Copy out the records in full, word for word, without pictures.

━━━ Records provided ━━━

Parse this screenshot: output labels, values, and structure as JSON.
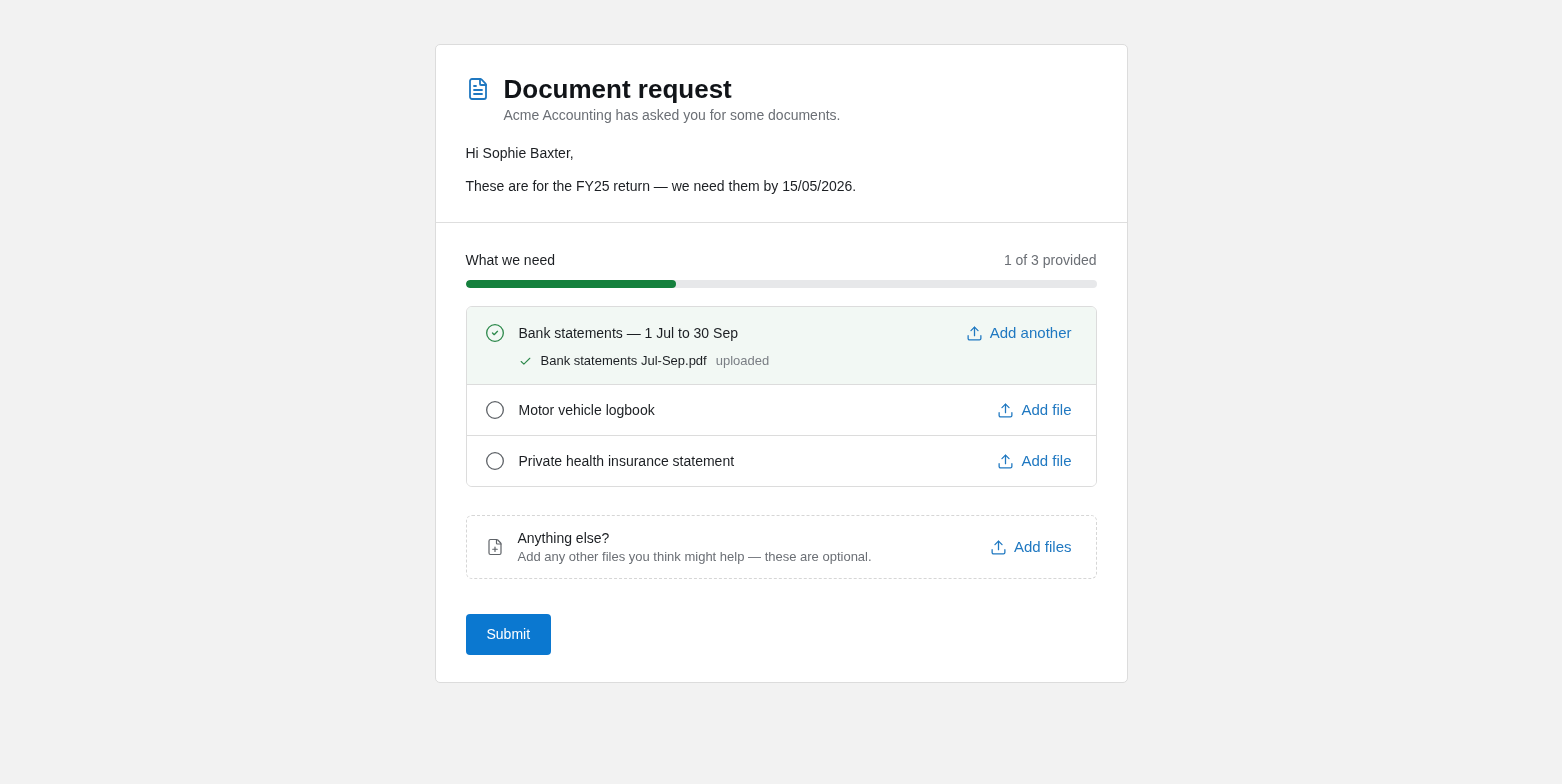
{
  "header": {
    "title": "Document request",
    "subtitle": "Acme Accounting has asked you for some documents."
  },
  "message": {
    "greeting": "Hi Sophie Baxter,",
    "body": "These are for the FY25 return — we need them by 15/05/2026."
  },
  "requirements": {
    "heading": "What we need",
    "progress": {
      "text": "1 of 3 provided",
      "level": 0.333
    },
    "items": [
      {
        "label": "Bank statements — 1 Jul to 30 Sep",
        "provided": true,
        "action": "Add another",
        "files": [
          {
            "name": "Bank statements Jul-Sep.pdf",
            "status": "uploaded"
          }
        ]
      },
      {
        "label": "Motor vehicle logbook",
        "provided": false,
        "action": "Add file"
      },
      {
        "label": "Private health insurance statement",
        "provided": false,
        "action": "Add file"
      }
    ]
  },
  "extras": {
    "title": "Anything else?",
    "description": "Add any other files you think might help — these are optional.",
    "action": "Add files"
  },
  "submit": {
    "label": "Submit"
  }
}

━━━

** Answer to this exercise **
Parse this screenshot: output labels, values, and structure as JSON.
{
  "header": {
    "title": "Document request",
    "subtitle": "Acme Accounting has asked you for some documents."
  },
  "message": {
    "greeting": "Hi Sophie Baxter,",
    "body": "These are for the FY25 return — we need them by 15/05/2026."
  },
  "requirements": {
    "heading": "What we need",
    "progress": {
      "text": "1 of 3 provided",
      "level": 0.333
    },
    "items": [
      {
        "label": "Bank statements — 1 Jul to 30 Sep",
        "provided": true,
        "action": "Add another",
        "files": [
          {
            "name": "Bank statements Jul-Sep.pdf",
            "status": "uploaded"
          }
        ]
      },
      {
        "label": "Motor vehicle logbook",
        "provided": false,
        "action": "Add file"
      },
      {
        "label": "Private health insurance statement",
        "provided": false,
        "action": "Add file"
      }
    ]
  },
  "extras": {
    "title": "Anything else?",
    "description": "Add any other files you think might help — these are optional.",
    "action": "Add files"
  },
  "submit": {
    "label": "Submit"
  }
}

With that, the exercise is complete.